S2: So that the first time you give them advice, it takes four or five days for people to listen to it. And then the next time you give them advice, it only takes four days. And then and then hopefully six months later, when you give them advice, they listen within 12 hours. But if they haven’t become more sophisticated, then not only do they not listen within 12 hours, they just stop listening altogether because they think that you’re saying you’re saying contradictory things that you’re confusing.
S4: They don’t trust you anymore. So in the fall in Dr. FOUT, she has said this, everyone is said this. In the fall, there are going to be a lot more deaths. We are going to see the second wave of coronavirus, particularly in those places that have not been hard hit so far. And in large part, it’s going to be because people spent a month or six weeks in their homes and then they were told it’s OK to leave now.
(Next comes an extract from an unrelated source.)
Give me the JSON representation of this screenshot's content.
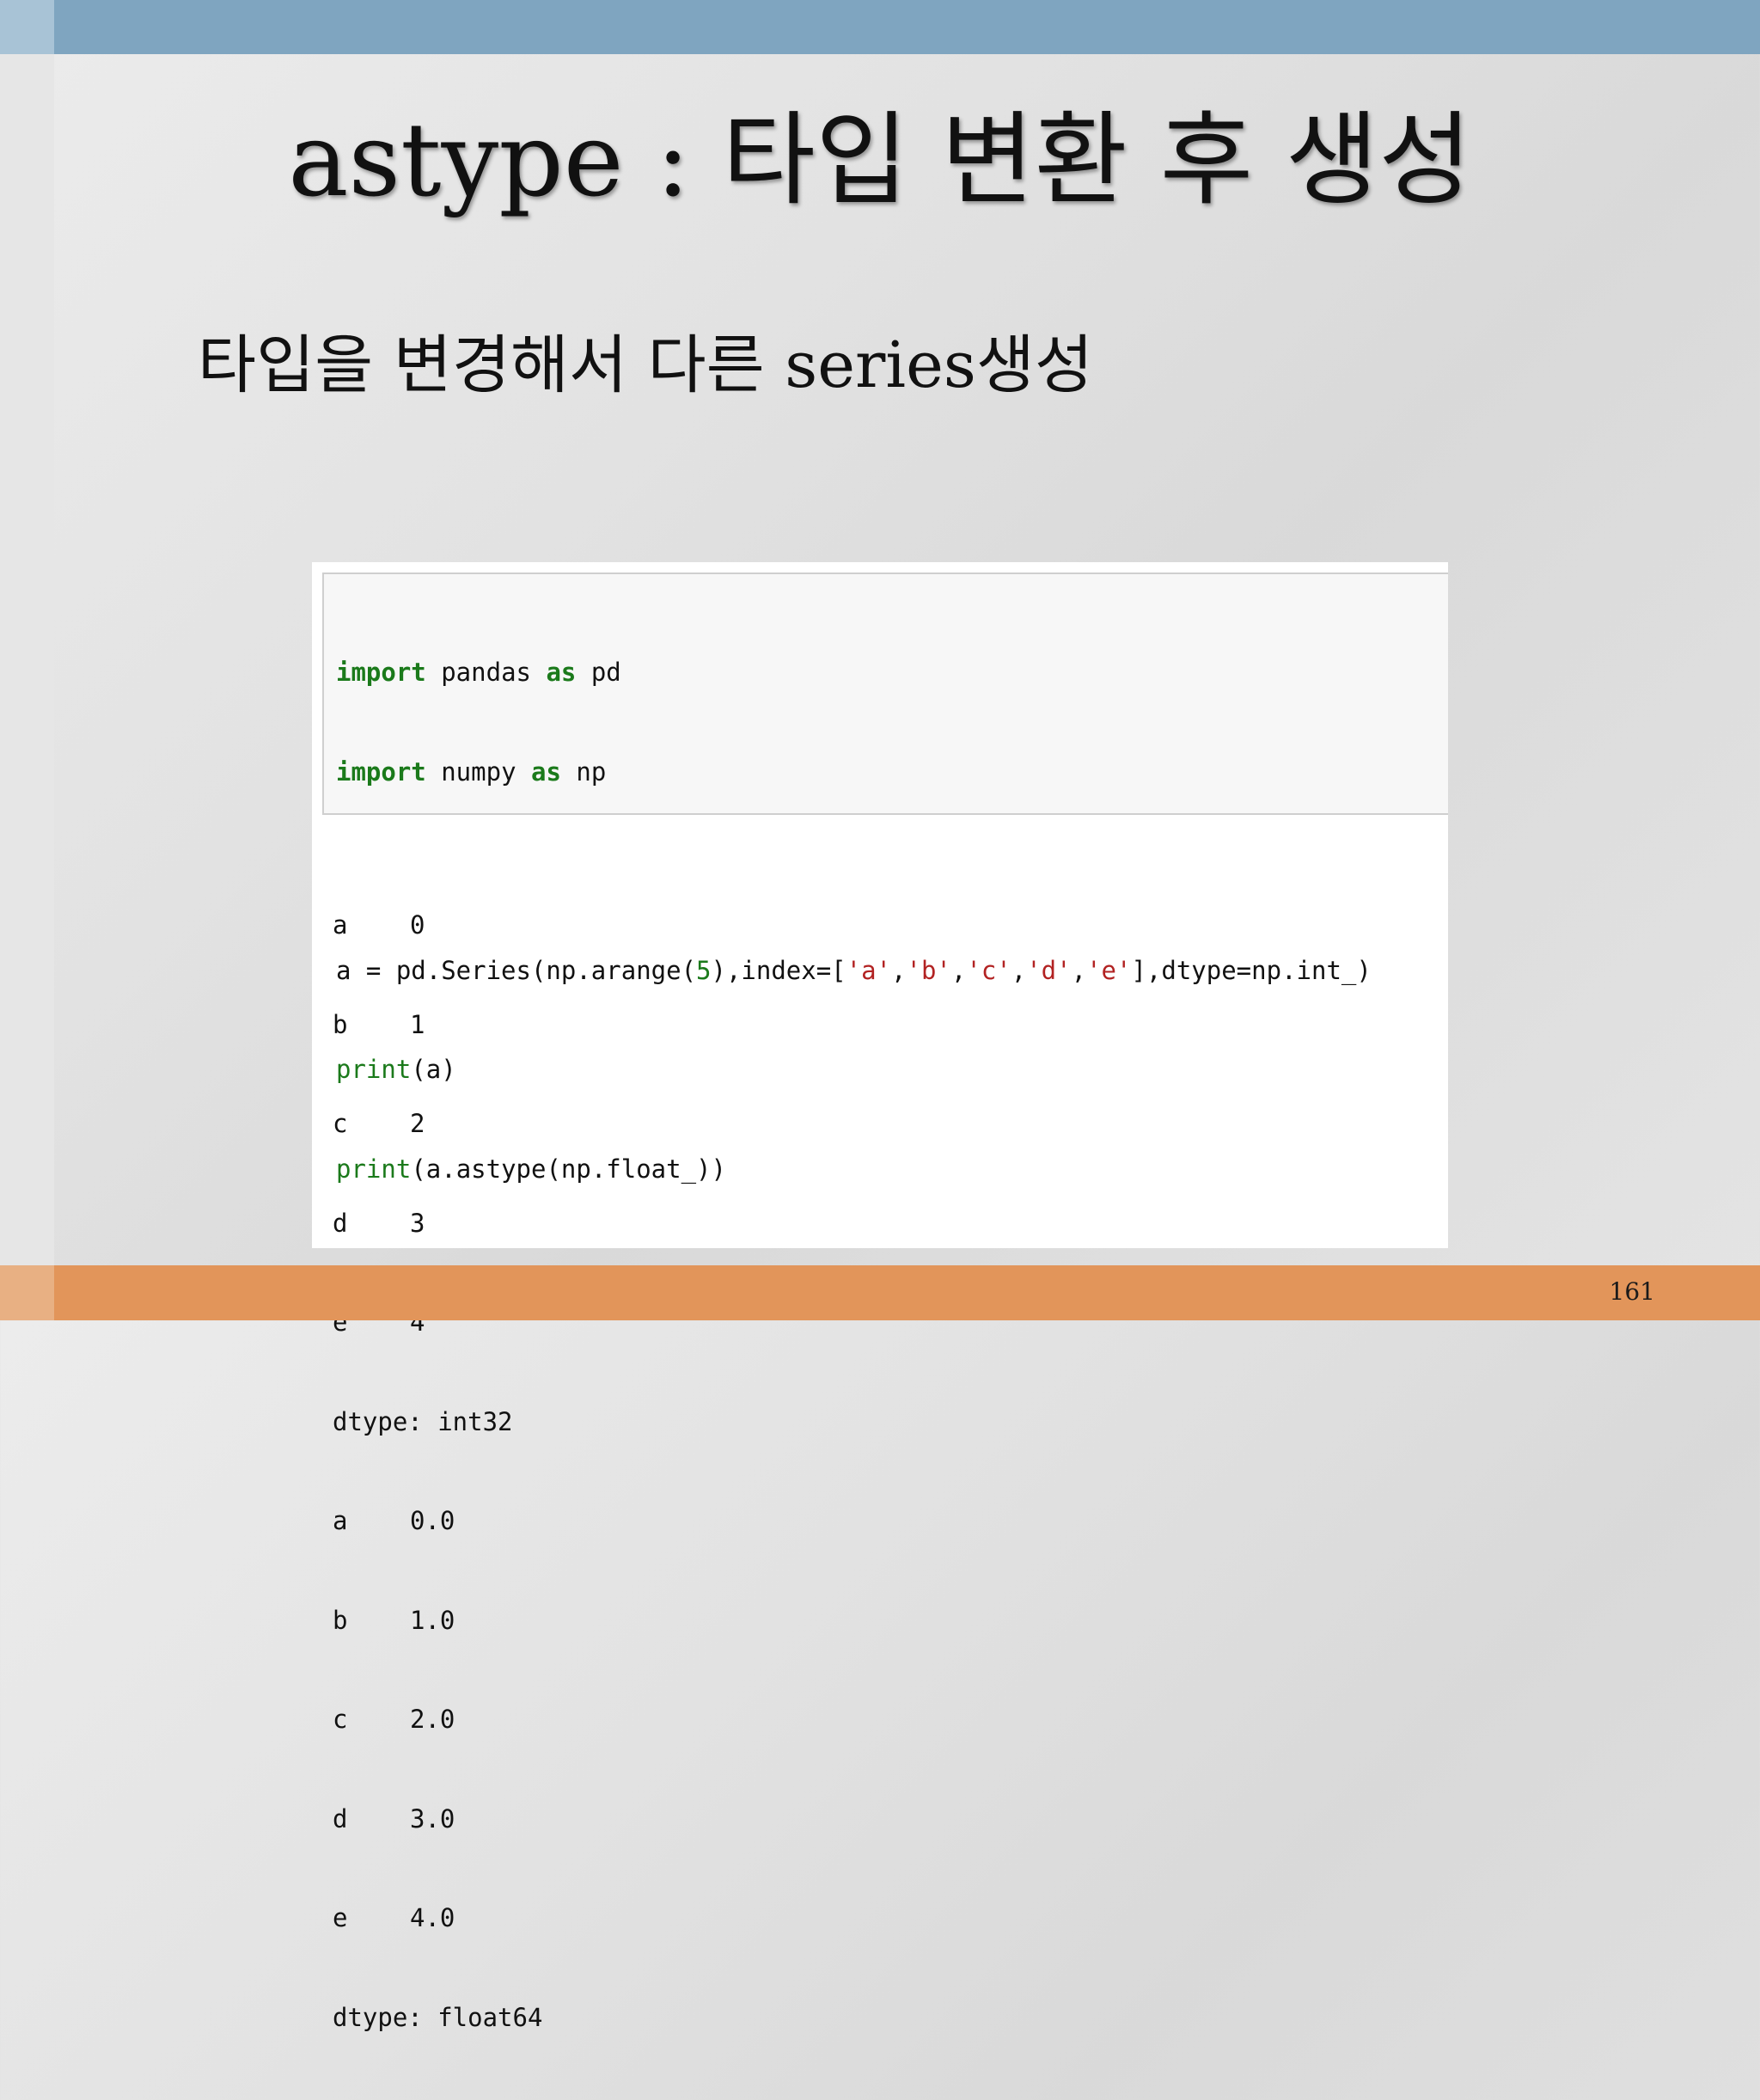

S8: But but be wary. Be ready to go back inside. And they’re going to say, I don’t believe you. I don’t trust you. When you tell me to go inside, I’m going to stay outside because in America, we can’t really force anyone to stay inside. Every single person I speak to says there are going to be waves of this. And unless you’re prepared, people are going to get sick and they are going to die.
S9: Charles Duhigg, thank you so much for joining me. Thanks for having me. Charles Du Hege writes for The New Yorker.
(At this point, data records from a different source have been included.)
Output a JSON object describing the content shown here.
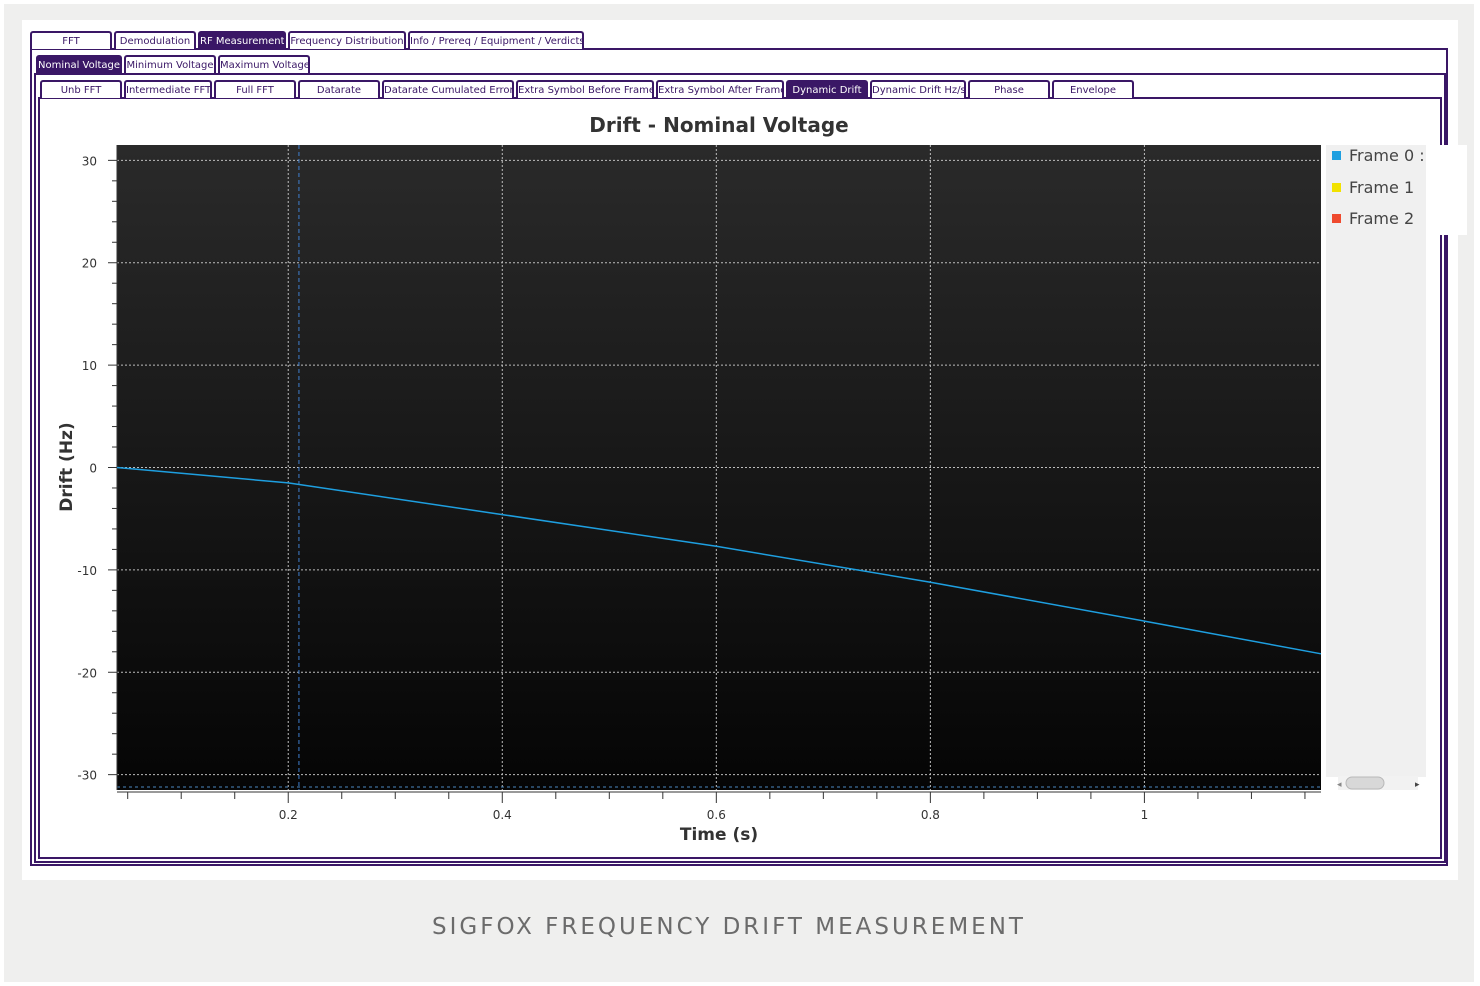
{
  "tabs_level1": [
    {
      "label": "FFT",
      "active": false
    },
    {
      "label": "Demodulation",
      "active": false
    },
    {
      "label": "RF Measurement",
      "active": true
    },
    {
      "label": "Frequency Distribution",
      "active": false
    },
    {
      "label": "Info / Prereq / Equipment / Verdicts",
      "active": false
    }
  ],
  "tabs_level2": [
    {
      "label": "Nominal Voltage",
      "active": true
    },
    {
      "label": "Minimum Voltage",
      "active": false
    },
    {
      "label": "Maximum Voltage",
      "active": false
    }
  ],
  "tabs_level3": [
    {
      "label": "Unb FFT",
      "active": false
    },
    {
      "label": "Intermediate FFT",
      "active": false
    },
    {
      "label": "Full FFT",
      "active": false
    },
    {
      "label": "Datarate",
      "active": false
    },
    {
      "label": "Datarate Cumulated Error",
      "active": false
    },
    {
      "label": "Extra Symbol Before Frame",
      "active": false
    },
    {
      "label": "Extra Symbol After Frame",
      "active": false
    },
    {
      "label": "Dynamic Drift",
      "active": true
    },
    {
      "label": "Dynamic Drift Hz/s",
      "active": false
    },
    {
      "label": "Phase",
      "active": false
    },
    {
      "label": "Envelope",
      "active": false
    }
  ],
  "caption": "SIGFOX FREQUENCY DRIFT MEASUREMENT",
  "colors": {
    "accent": "#3a1766",
    "series1": "#1e9fe0",
    "series2": "#f2e200",
    "series3": "#ef4a2e"
  },
  "chart_data": {
    "type": "line",
    "title": "Drift - Nominal Voltage",
    "xlabel": "Time (s)",
    "ylabel": "Drift (Hz)",
    "xlim": [
      0.04,
      1.165
    ],
    "ylim": [
      -31.5,
      31.5
    ],
    "xticks": [
      0.2,
      0.4,
      0.6,
      0.8,
      1
    ],
    "xtick_labels": [
      "0.2",
      "0.4",
      "0.6",
      "0.8",
      "1"
    ],
    "yticks": [
      30,
      20,
      10,
      0,
      -10,
      -20,
      -30
    ],
    "ytick_labels": [
      "30",
      "20",
      "10",
      "0",
      "-10",
      "-20",
      "-30"
    ],
    "grid": true,
    "legend_position": "right",
    "cursor_x": 0.21,
    "series": [
      {
        "name": "Frame 0 : ",
        "x": [
          0.04,
          0.2,
          0.4,
          0.6,
          0.8,
          1.0,
          1.165
        ],
        "y": [
          0,
          -1.5,
          -4.6,
          -7.7,
          -11.2,
          -15.0,
          -18.2
        ]
      },
      {
        "name": "Frame 1",
        "x": [],
        "y": []
      },
      {
        "name": "Frame 2",
        "x": [],
        "y": []
      }
    ]
  }
}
S1: He also hosts the Slate podcast, How to Wear One of the things they’re helping listeners navigate. Is this funny pause. We’re all finding ourselves in. He’s got a segment called Quarantine Q&A, and he is taking your questions. If you haven’t checked out how to go do that. Maybe start with how to actually enjoy working from home.
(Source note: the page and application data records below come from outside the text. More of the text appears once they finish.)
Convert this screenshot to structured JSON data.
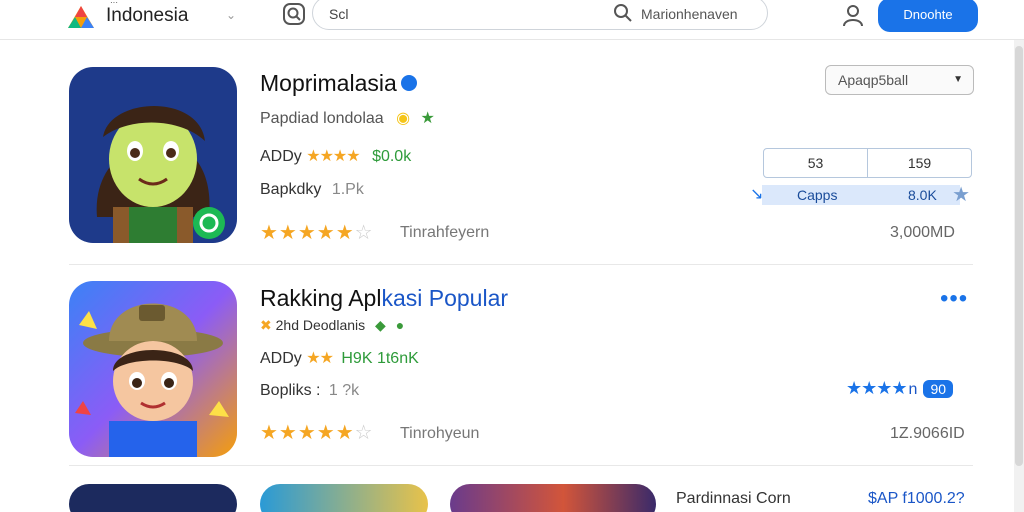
{
  "header": {
    "brand_small": "···",
    "brand": "Indonesia",
    "search_placeholder": "Scl",
    "search_hint": "Marionhenaven",
    "primary_button": "Dnoohte"
  },
  "apps": [
    {
      "title": "Moprimalasia",
      "developer": "Papdiad londolaa",
      "meta_prefix": "ADDy",
      "meta_stars": "★★★★",
      "meta_price": "$0.0k",
      "downloads_label": "Bapkdky",
      "downloads_value": "1.Pk",
      "trend_label": "Tinrahfeyern",
      "count": "3,000MD"
    },
    {
      "title_part1": "Rakking Apl",
      "title_part2": "kasi Popular",
      "developer": "2hd Deodlanis",
      "meta_prefix": "ADDy",
      "meta_stars": "★★",
      "meta_price": "H9K  1t6nK",
      "downloads_label": "Bopliks :",
      "downloads_value": "1 ?k",
      "trend_label": "Tinrohyeun",
      "count": "1Z.9066ID"
    }
  ],
  "filter": {
    "select_label": "Apaqp5ball"
  },
  "stats": {
    "seg_left": "53",
    "seg_right": "159",
    "bar_label": "Capps",
    "bar_value": "8.0K"
  },
  "row2_rating": {
    "number": "n",
    "badge": "90"
  },
  "bottom": {
    "label": "Pardinnasi Corn",
    "price": "$AP f1000.2?"
  },
  "colors": {
    "accent": "#1a73e8",
    "star": "#f5a623",
    "green": "#2e9b3a"
  }
}
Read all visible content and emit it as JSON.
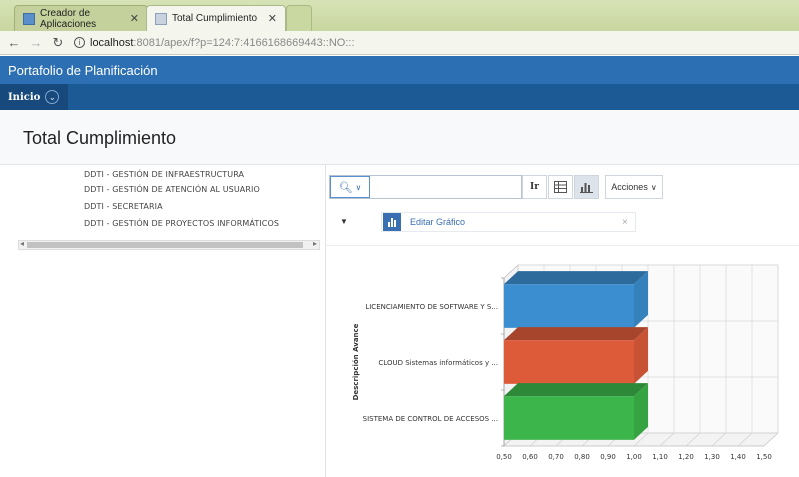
{
  "browser": {
    "tabs": [
      {
        "label": "Creador de Aplicaciones",
        "active": false
      },
      {
        "label": "Total Cumplimiento",
        "active": true
      }
    ],
    "url_host": "localhost",
    "url_path": ":8081/apex/f?p=124:7:4166168669443::NO:::"
  },
  "app": {
    "title": "Portafolio de Planificación",
    "nav_home": "Inicio",
    "page_title": "Total Cumplimiento"
  },
  "tree": {
    "items": [
      "DDTI - GESTIÓN DE INFRAESTRUCTURA",
      "DDTI - GESTIÓN DE ATENCIÓN AL USUARIO",
      "DDTI - SECRETARIA",
      "DDTI - GESTIÓN DE PROYECTOS INFORMÁTICOS"
    ]
  },
  "report": {
    "go_label": "Ir",
    "actions_label": "Acciones",
    "edit_chart_label": "Editar Gráfico",
    "remove_label": "×"
  },
  "chart_data": {
    "type": "bar",
    "orientation": "horizontal",
    "three_d": true,
    "categories": [
      "LICENCIAMIENTO DE SOFTWARE Y S...",
      "CLOUD Sistemas informáticos y ...",
      "SISTEMA DE CONTROL DE ACCESOS ..."
    ],
    "values": [
      1.0,
      1.0,
      1.0
    ],
    "colors": [
      "#3b8fd0",
      "#de5b3a",
      "#3cb54a"
    ],
    "ylabel": "Descripción Avance",
    "xlim": [
      0.5,
      1.5
    ],
    "x_ticks": [
      "0,50",
      "0,60",
      "0,70",
      "0,80",
      "0,90",
      "1,00",
      "1,10",
      "1,20",
      "1,30",
      "1,40",
      "1,50"
    ],
    "grid": true
  }
}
S9: That’s their latest episode. And you can email the show. Quarantine questions and anything else. And how to at Slate dot com.
S1: Here. What next? We have been hearing from you all, too, about what it’s like living in this state of unknowing with so much up in the air. I heard from a listener named Matt the other day, and I wanted to share what he told me because it might resonate with you, make you feel less alone.
S10: Hey, Mary, this is Matt calling from Atlanta, Georgia, the day before recess to re-open the economy. I was just feeling a little like it because I have a brother that is serving time in a state prison. And they woke up to a message from him that said, I love you all. The camp has gotten really sick overnight. They’re moving all of us to a gym. Tell me what I’ll be able to call them. I love you all. Keep the paperwork going. Kiss the babies for me. I’ll be OK.
S11: God got me. I love you all very much. And I just hope I get the rain from. Thank you to yourself and all of the Latin emperor telling important stories, you’ve definitely made me feel less so. Have a good day, everyone. Stay there.
S7: Matt. I really hope you and your brother are staying safe. What next is hosted by me, Mary Harris, and produced by Daniel Hewitt, Mara Silvers, Mary Wilson and Jason de Leon. I am so heartbroken to say this, but it is Mara’s last day with the show. She’s headed to the Montana Free Press. She’s gonna be a fantastic reporter there. Look out for her. All right. That’s the show. We’ll catch you back here tomorrow.